Like humans, female tungara frogs are able to group similar auditory signals in order to locate the correct source of the sound, finds a study in Nature Communications this week. They use this ability to help locate a mate in the cacophony of mating calls in the breeding groups on the rain forest floor.
The male tungara frogs sing in complex aggregate patterns of ‘chucks’ and ‘whines’. This makes it a challenge for the female frog to assign the calls to the correct male in the presence of multiple auditory sources. Hamilton Farris and Michael Ryan show that the females group sounds with the smallest relative difference in call parameters, an approach often applied by humans.
Microbiology: Single switch makes Escherichia coli beneficial insect partnerNature Microbiology
Conservation: More than half of unassessable species may be at risk of extinctionCommunications Biology
Zoology: Mother’s iron helps Weddell seal pups diveNature Communications

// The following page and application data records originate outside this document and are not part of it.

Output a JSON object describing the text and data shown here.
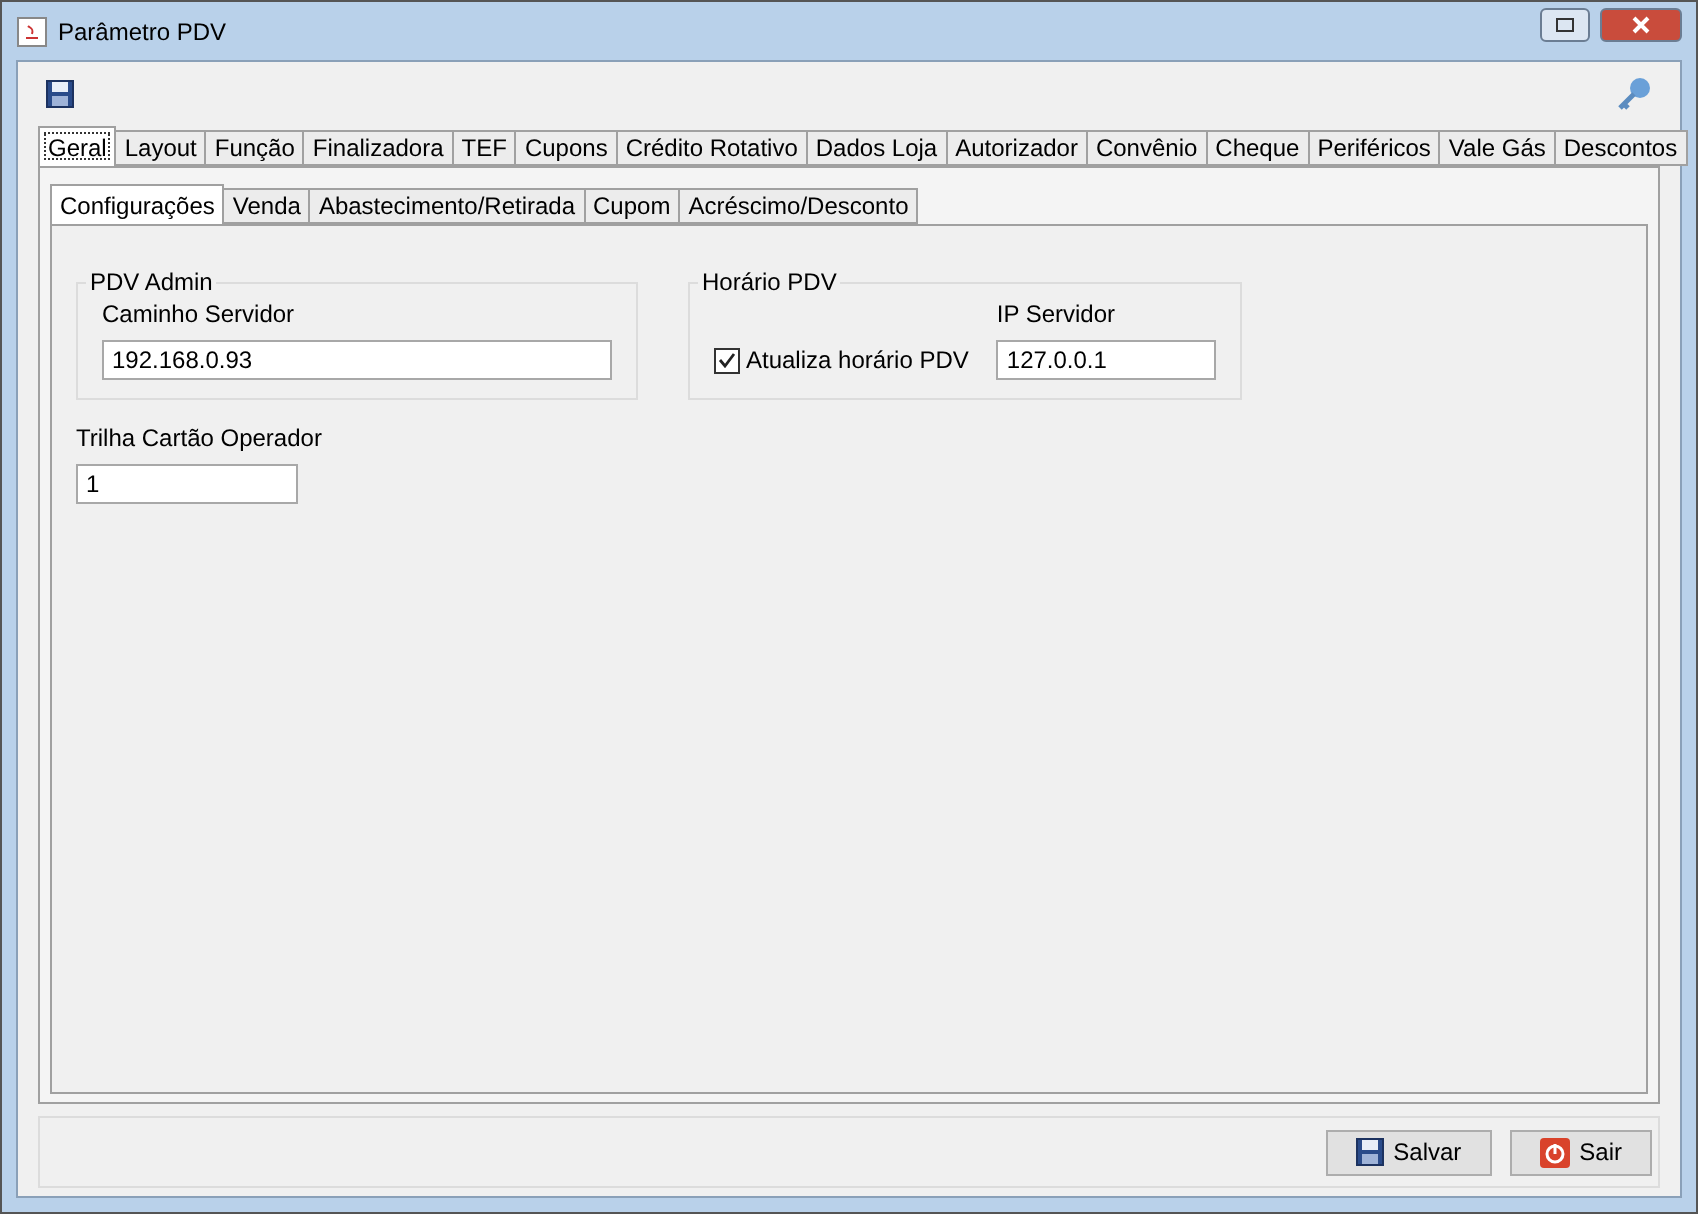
{
  "window": {
    "title": "Parâmetro PDV"
  },
  "tabs": [
    {
      "label": "Geral",
      "selected": true
    },
    {
      "label": "Layout",
      "selected": false
    },
    {
      "label": "Função",
      "selected": false
    },
    {
      "label": "Finalizadora",
      "selected": false
    },
    {
      "label": "TEF",
      "selected": false
    },
    {
      "label": "Cupons",
      "selected": false
    },
    {
      "label": "Crédito Rotativo",
      "selected": false
    },
    {
      "label": "Dados Loja",
      "selected": false
    },
    {
      "label": "Autorizador",
      "selected": false
    },
    {
      "label": "Convênio",
      "selected": false
    },
    {
      "label": "Cheque",
      "selected": false
    },
    {
      "label": "Periféricos",
      "selected": false
    },
    {
      "label": "Vale Gás",
      "selected": false
    },
    {
      "label": "Descontos",
      "selected": false
    }
  ],
  "subtabs": [
    {
      "label": "Configurações",
      "selected": true
    },
    {
      "label": "Venda",
      "selected": false
    },
    {
      "label": "Abastecimento/Retirada",
      "selected": false
    },
    {
      "label": "Cupom",
      "selected": false
    },
    {
      "label": "Acréscimo/Desconto",
      "selected": false
    }
  ],
  "pdv_admin": {
    "title": "PDV Admin",
    "label": "Caminho Servidor",
    "value": "192.168.0.93"
  },
  "horario_pdv": {
    "title": "Horário PDV",
    "checkbox": {
      "label": "Atualiza horário PDV",
      "checked": true
    },
    "label": "IP Servidor",
    "value": "127.0.0.1"
  },
  "trilha": {
    "label": "Trilha Cartão Operador",
    "value": "1"
  },
  "buttons": [
    {
      "kind": "save",
      "label": "Salvar"
    },
    {
      "kind": "exit",
      "label": "Sair"
    }
  ]
}
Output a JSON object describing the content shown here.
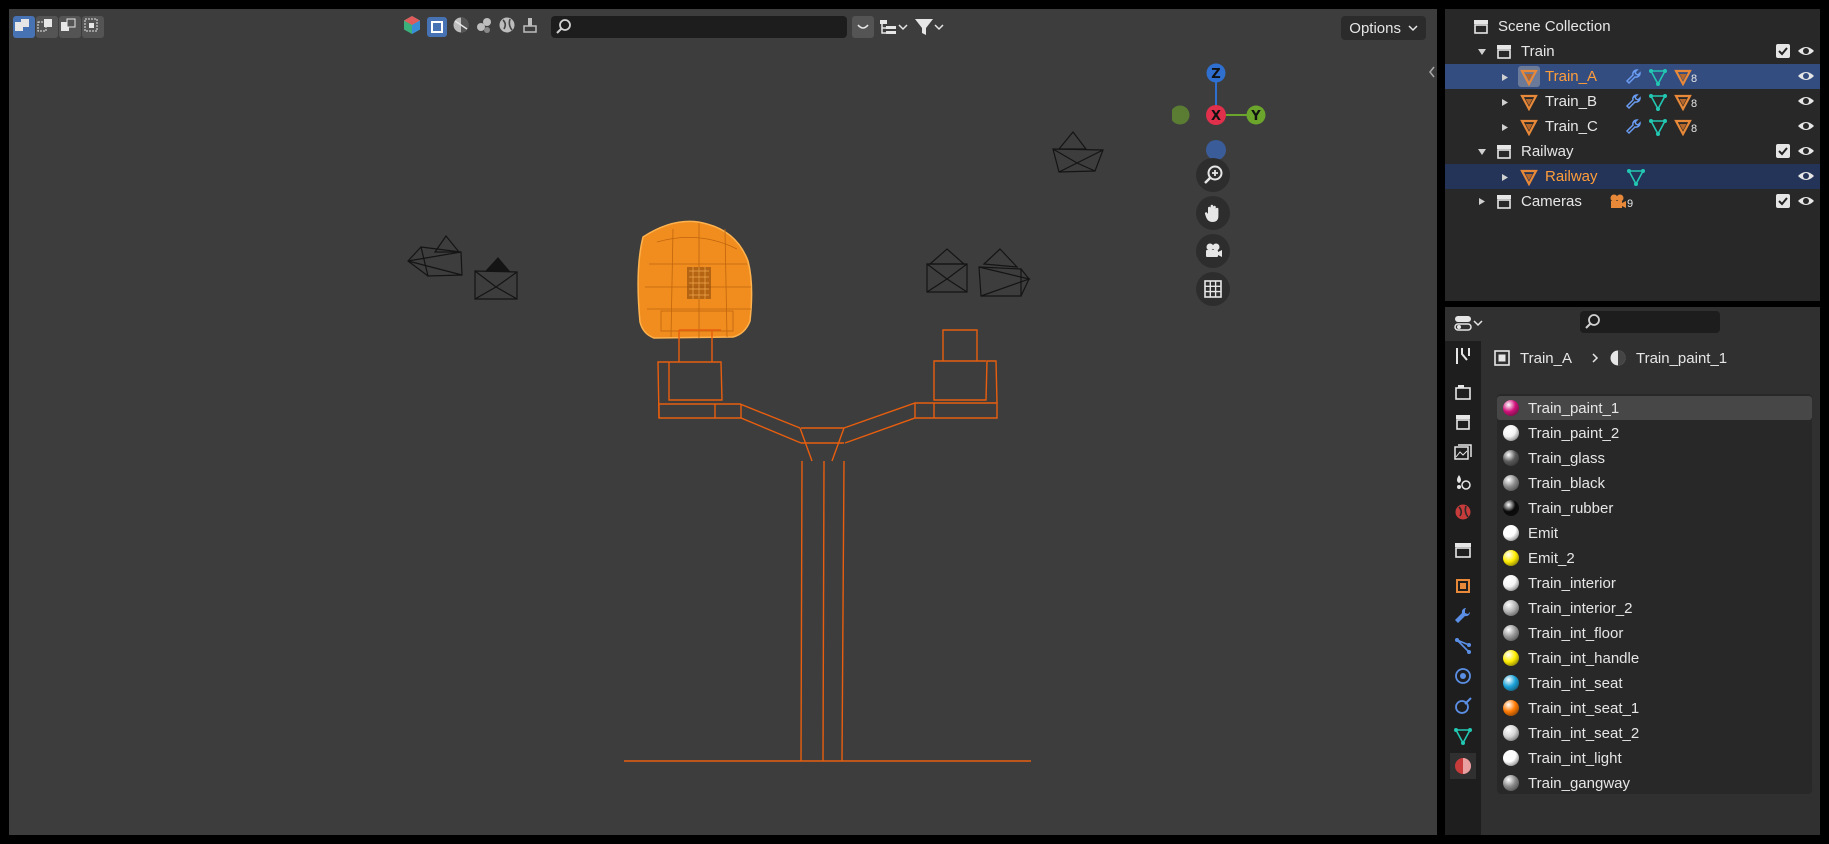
{
  "viewport": {
    "options_label": "Options",
    "gizmo": {
      "z": "Z",
      "x": "X",
      "y": "Y"
    }
  },
  "outliner": {
    "rows": [
      {
        "label": "Scene Collection",
        "icon": "collection-icon"
      },
      {
        "label": "Train",
        "icon": "collection-icon"
      },
      {
        "label": "Train_A",
        "icon": "mesh-object-icon",
        "mesh_count": "8"
      },
      {
        "label": "Train_B",
        "icon": "mesh-object-icon",
        "mesh_count": "8"
      },
      {
        "label": "Train_C",
        "icon": "mesh-object-icon",
        "mesh_count": "8"
      },
      {
        "label": "Railway",
        "icon": "collection-icon"
      },
      {
        "label": "Railway",
        "icon": "mesh-object-icon"
      },
      {
        "label": "Cameras",
        "icon": "collection-icon",
        "camera_count": "9"
      }
    ]
  },
  "properties": {
    "breadcrumb": {
      "object": "Train_A",
      "material": "Train_paint_1"
    },
    "materials": [
      {
        "name": "Train_paint_1",
        "color": "#d0107a"
      },
      {
        "name": "Train_paint_2",
        "color": "#f2f2f2"
      },
      {
        "name": "Train_glass",
        "color": "#5a5a5a"
      },
      {
        "name": "Train_black",
        "color": "#8c8c8c"
      },
      {
        "name": "Train_rubber",
        "color": "#0a0a0a"
      },
      {
        "name": "Emit",
        "color": "#ffffff"
      },
      {
        "name": "Emit_2",
        "color": "#ffee00"
      },
      {
        "name": "Train_interior",
        "color": "#f5f5f5"
      },
      {
        "name": "Train_interior_2",
        "color": "#b5b5b5"
      },
      {
        "name": "Train_int_floor",
        "color": "#9a9a9a"
      },
      {
        "name": "Train_int_handle",
        "color": "#ffee00"
      },
      {
        "name": "Train_int_seat",
        "color": "#1ba3d9"
      },
      {
        "name": "Train_int_seat_1",
        "color": "#ff7a00"
      },
      {
        "name": "Train_int_seat_2",
        "color": "#d5d5d5"
      },
      {
        "name": "Train_int_light",
        "color": "#ffffff"
      },
      {
        "name": "Train_gangway",
        "color": "#8a8a8a"
      }
    ]
  }
}
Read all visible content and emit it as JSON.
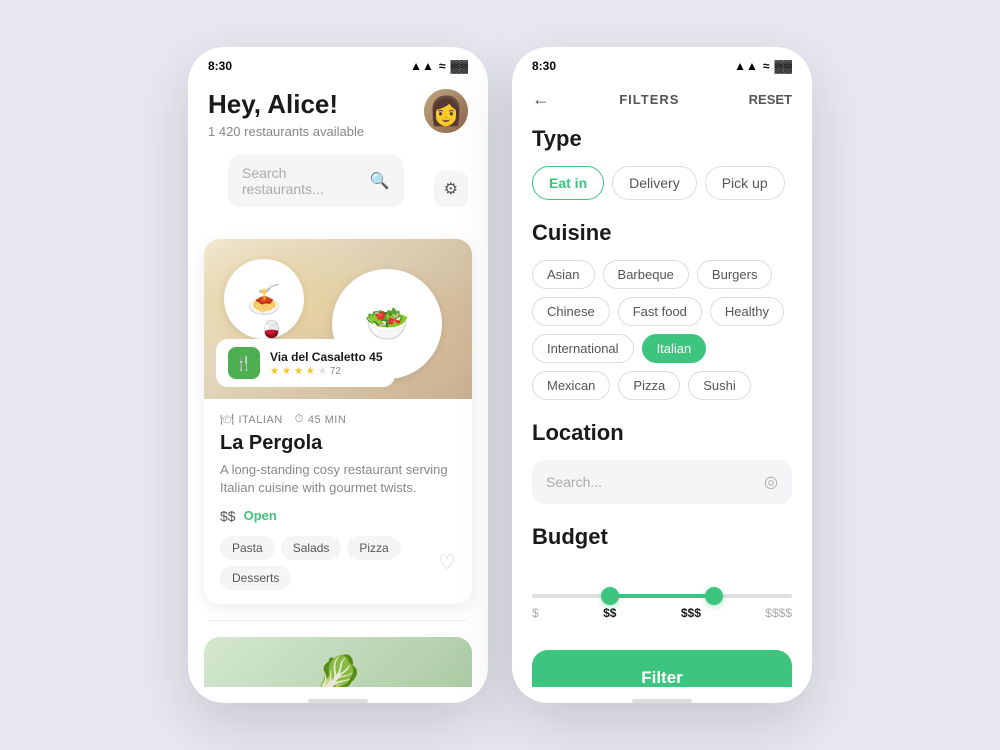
{
  "app": {
    "status_time": "8:30"
  },
  "phone1": {
    "greeting": "Hey, Alice!",
    "restaurants_count": "1 420 restaurants available",
    "search_placeholder": "Search restaurants...",
    "restaurant1": {
      "overlay_name": "Via del Casaletto 45",
      "rating": 3.5,
      "review_count": "72",
      "meta_cuisine": "ITALIAN",
      "meta_time": "45 MIN",
      "name": "La Pergola",
      "description": "A long-standing cosy restaurant serving Italian cuisine with gourmet twists.",
      "price": "$$",
      "status": "Open",
      "tags": [
        "Pasta",
        "Salads",
        "Pizza",
        "Desserts"
      ]
    }
  },
  "phone2": {
    "header_title": "FILTERS",
    "reset_label": "RESET",
    "type_section": {
      "title": "Type",
      "options": [
        {
          "label": "Eat in",
          "active": true
        },
        {
          "label": "Delivery",
          "active": false
        },
        {
          "label": "Pick up",
          "active": false
        }
      ]
    },
    "cuisine_section": {
      "title": "Cuisine",
      "chips": [
        {
          "label": "Asian",
          "selected": false
        },
        {
          "label": "Barbeque",
          "selected": false
        },
        {
          "label": "Burgers",
          "selected": false
        },
        {
          "label": "Chinese",
          "selected": false
        },
        {
          "label": "Fast food",
          "selected": false
        },
        {
          "label": "Healthy",
          "selected": false
        },
        {
          "label": "International",
          "selected": false
        },
        {
          "label": "Italian",
          "selected": true
        },
        {
          "label": "Mexican",
          "selected": false
        },
        {
          "label": "Pizza",
          "selected": false
        },
        {
          "label": "Sushi",
          "selected": false
        }
      ]
    },
    "location_section": {
      "title": "Location",
      "search_placeholder": "Search..."
    },
    "budget_section": {
      "title": "Budget",
      "labels": [
        "$",
        "$$",
        "$$$",
        "$$$$"
      ]
    },
    "filter_button_label": "Filter"
  }
}
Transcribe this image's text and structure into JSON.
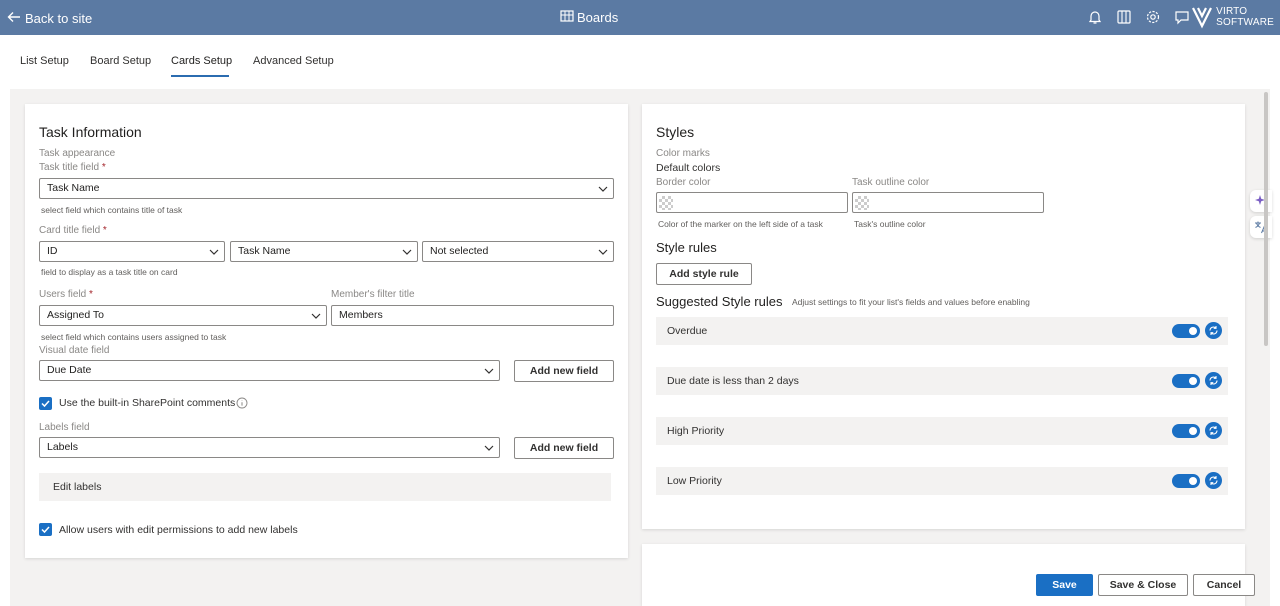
{
  "topbar": {
    "back_label": "Back to site",
    "app_title": "Boards",
    "logo_line1": "VIRTO",
    "logo_line2": "SOFTWARE",
    "icons": [
      "bell-icon",
      "book-icon",
      "gear-icon",
      "chat-icon"
    ]
  },
  "tabs": [
    {
      "label": "List Setup"
    },
    {
      "label": "Board Setup"
    },
    {
      "label": "Cards Setup",
      "active": true
    },
    {
      "label": "Advanced Setup"
    }
  ],
  "task_info": {
    "title": "Task Information",
    "section_label": "Task appearance",
    "task_title_field": {
      "label": "Task title field",
      "required": "*",
      "value": "Task Name",
      "hint": "select field which contains title of task"
    },
    "card_title_field": {
      "label": "Card title field",
      "required": "*",
      "values": [
        "ID",
        "Task Name",
        "Not selected"
      ],
      "hint": "field to display as a task title on card"
    },
    "users_field": {
      "label": "Users field",
      "required": "*",
      "value": "Assigned To",
      "hint": "select field which contains users assigned to task"
    },
    "member_filter": {
      "label": "Member's filter title",
      "value": "Members"
    },
    "visual_date_field": {
      "label": "Visual date field",
      "value": "Due Date",
      "add_button": "Add new field"
    },
    "sharepoint_comments": {
      "label": "Use the built-in SharePoint comments",
      "checked": true
    },
    "labels_field": {
      "label": "Labels field",
      "value": "Labels",
      "add_button": "Add new field"
    },
    "edit_labels": "Edit labels",
    "allow_new_labels": {
      "label": "Allow users with edit permissions to add new labels",
      "checked": true
    }
  },
  "styles": {
    "title": "Styles",
    "color_marks_label": "Color marks",
    "default_colors": "Default colors",
    "border_color": {
      "label": "Border color",
      "hint": "Color of the marker on the left side of a task"
    },
    "outline_color": {
      "label": "Task outline color",
      "hint": "Task's outline color"
    },
    "style_rules_title": "Style rules",
    "add_style_rule": "Add style rule",
    "suggested_title": "Suggested Style rules",
    "suggested_hint": "Adjust settings to fit your list's fields and values before enabling",
    "rules": [
      {
        "label": "Overdue",
        "enabled": true
      },
      {
        "label": "Due date is less than 2 days",
        "enabled": true
      },
      {
        "label": "High Priority",
        "enabled": true
      },
      {
        "label": "Low Priority",
        "enabled": true
      }
    ]
  },
  "footer": {
    "save": "Save",
    "save_close": "Save & Close",
    "cancel": "Cancel"
  },
  "colors": {
    "topbar": "#5b7aa3",
    "accent": "#1a6fc4"
  }
}
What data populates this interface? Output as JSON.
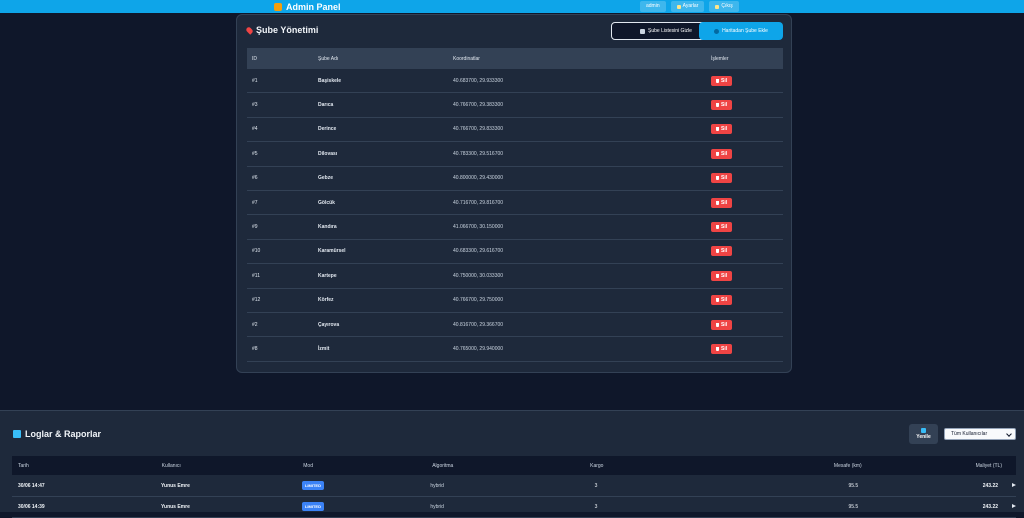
{
  "topbar": {
    "title": "Admin Panel",
    "user": "admin",
    "settings": "Ayarlar",
    "logout": "Çıkış"
  },
  "branches": {
    "title": "Şube Yönetimi",
    "list_button": "Şube Listesini Gizle",
    "add_button": "Haritadan Şube Ekle",
    "columns": [
      "ID",
      "Şube Adı",
      "Koordinatlar",
      "İşlemler"
    ],
    "delete_label": "Sil",
    "rows": [
      {
        "id": "#1",
        "name": "Başiskele",
        "coords": "40.683700, 29.933300"
      },
      {
        "id": "#3",
        "name": "Darıca",
        "coords": "40.766700, 29.383300"
      },
      {
        "id": "#4",
        "name": "Derince",
        "coords": "40.766700, 29.833300"
      },
      {
        "id": "#5",
        "name": "Dilovası",
        "coords": "40.783300, 29.516700"
      },
      {
        "id": "#6",
        "name": "Gebze",
        "coords": "40.800000, 29.430000"
      },
      {
        "id": "#7",
        "name": "Gölcük",
        "coords": "40.716700, 29.816700"
      },
      {
        "id": "#9",
        "name": "Kandıra",
        "coords": "41.066700, 30.150000"
      },
      {
        "id": "#10",
        "name": "Karamürsel",
        "coords": "40.683300, 29.616700"
      },
      {
        "id": "#11",
        "name": "Kartepe",
        "coords": "40.750000, 30.033300"
      },
      {
        "id": "#12",
        "name": "Körfez",
        "coords": "40.766700, 29.750000"
      },
      {
        "id": "#2",
        "name": "Çayırova",
        "coords": "40.816700, 29.366700"
      },
      {
        "id": "#8",
        "name": "İzmit",
        "coords": "40.765000, 29.940000"
      }
    ]
  },
  "logs": {
    "title": "Loglar & Raporlar",
    "refresh": "Yenile",
    "filter": "Tüm Kullanıcılar",
    "columns": [
      "Tarih",
      "Kullanıcı",
      "Mod",
      "Algoritma",
      "Kargo",
      "Mesafe (km)",
      "Maliyet (TL)"
    ],
    "rows": [
      {
        "date": "30/06 14:47",
        "user": "Yunus Emre",
        "mode": "LIMITED",
        "algo": "hybrid",
        "cargo": "3",
        "distance": "95.5",
        "cost": "243.22"
      },
      {
        "date": "30/06 14:39",
        "user": "Yunus Emre",
        "mode": "LIMITED",
        "algo": "hybrid",
        "cargo": "3",
        "distance": "95.5",
        "cost": "243.22"
      }
    ]
  },
  "colors": {
    "background": "#0f172a",
    "accent": "#0ea5e9",
    "danger": "#ef4444",
    "badge": "#3b82f6"
  }
}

Health: Certain medications may impact risk of heat-related heart attacksNature Cardiovascular Research